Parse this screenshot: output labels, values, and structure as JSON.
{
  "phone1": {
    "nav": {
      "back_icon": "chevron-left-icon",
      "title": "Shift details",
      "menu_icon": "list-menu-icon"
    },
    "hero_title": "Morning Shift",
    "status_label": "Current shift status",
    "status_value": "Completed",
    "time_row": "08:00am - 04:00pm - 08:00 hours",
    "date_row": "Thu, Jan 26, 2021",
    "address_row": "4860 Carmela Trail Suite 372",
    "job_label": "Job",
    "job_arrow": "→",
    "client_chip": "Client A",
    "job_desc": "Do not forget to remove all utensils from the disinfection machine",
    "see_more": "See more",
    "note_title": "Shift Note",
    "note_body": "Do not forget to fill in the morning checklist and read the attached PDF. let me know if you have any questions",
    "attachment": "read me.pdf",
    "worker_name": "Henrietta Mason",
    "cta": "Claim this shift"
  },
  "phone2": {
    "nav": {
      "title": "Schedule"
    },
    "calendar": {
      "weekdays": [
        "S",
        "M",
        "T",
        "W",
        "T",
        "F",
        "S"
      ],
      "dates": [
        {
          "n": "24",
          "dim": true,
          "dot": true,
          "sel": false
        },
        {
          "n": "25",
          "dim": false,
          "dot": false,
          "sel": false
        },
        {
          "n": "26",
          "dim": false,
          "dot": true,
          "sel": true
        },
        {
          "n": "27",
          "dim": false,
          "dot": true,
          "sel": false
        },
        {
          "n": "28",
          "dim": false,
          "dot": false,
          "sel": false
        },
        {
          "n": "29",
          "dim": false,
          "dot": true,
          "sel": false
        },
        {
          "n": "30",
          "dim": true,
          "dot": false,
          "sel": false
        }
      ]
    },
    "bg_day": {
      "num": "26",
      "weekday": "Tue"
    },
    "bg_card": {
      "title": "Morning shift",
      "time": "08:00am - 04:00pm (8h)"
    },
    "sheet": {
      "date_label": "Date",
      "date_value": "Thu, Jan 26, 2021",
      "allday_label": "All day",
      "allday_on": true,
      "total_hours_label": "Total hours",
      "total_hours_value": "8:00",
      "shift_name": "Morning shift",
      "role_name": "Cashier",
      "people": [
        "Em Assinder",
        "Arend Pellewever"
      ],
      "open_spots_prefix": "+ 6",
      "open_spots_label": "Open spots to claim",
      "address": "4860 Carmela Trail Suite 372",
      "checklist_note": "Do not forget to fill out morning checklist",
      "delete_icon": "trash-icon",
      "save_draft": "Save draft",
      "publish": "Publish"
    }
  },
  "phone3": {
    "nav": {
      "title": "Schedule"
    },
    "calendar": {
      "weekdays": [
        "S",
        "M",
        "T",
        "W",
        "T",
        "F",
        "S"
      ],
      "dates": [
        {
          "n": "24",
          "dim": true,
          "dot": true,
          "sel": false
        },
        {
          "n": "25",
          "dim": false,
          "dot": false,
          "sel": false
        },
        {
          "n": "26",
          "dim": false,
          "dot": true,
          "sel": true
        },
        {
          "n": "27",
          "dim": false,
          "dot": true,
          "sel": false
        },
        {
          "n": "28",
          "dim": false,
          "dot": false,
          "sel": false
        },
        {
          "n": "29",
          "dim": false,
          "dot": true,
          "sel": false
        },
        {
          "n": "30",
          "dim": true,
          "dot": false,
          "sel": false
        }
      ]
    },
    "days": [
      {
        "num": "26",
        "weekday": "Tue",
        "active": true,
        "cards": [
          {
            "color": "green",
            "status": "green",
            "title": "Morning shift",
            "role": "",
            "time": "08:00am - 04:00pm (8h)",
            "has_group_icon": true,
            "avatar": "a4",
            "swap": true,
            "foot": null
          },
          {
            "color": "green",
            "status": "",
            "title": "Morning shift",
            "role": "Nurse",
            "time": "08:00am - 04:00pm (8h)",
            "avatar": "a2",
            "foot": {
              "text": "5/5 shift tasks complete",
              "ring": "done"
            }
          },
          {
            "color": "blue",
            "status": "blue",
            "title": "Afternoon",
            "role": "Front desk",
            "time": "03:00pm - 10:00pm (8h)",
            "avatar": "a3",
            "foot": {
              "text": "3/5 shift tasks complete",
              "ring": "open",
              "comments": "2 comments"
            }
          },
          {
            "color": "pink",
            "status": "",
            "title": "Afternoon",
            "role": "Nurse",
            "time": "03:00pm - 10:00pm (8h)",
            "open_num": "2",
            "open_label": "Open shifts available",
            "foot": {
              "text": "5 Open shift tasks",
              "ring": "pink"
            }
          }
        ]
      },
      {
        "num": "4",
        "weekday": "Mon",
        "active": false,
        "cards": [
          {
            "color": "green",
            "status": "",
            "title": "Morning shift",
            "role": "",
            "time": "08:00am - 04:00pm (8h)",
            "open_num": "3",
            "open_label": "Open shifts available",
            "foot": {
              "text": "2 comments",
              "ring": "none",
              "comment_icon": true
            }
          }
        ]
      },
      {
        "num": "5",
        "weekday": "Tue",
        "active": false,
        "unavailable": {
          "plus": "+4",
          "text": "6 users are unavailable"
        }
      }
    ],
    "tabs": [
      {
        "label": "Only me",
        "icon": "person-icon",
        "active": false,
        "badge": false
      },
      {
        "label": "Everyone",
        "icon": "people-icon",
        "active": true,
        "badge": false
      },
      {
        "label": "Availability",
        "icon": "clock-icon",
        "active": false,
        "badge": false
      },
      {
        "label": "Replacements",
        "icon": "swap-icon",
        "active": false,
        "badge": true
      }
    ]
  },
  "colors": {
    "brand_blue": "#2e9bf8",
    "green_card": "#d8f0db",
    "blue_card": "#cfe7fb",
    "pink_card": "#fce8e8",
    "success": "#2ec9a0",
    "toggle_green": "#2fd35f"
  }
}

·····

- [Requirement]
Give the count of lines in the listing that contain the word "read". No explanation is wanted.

- [Solution for this problem]
2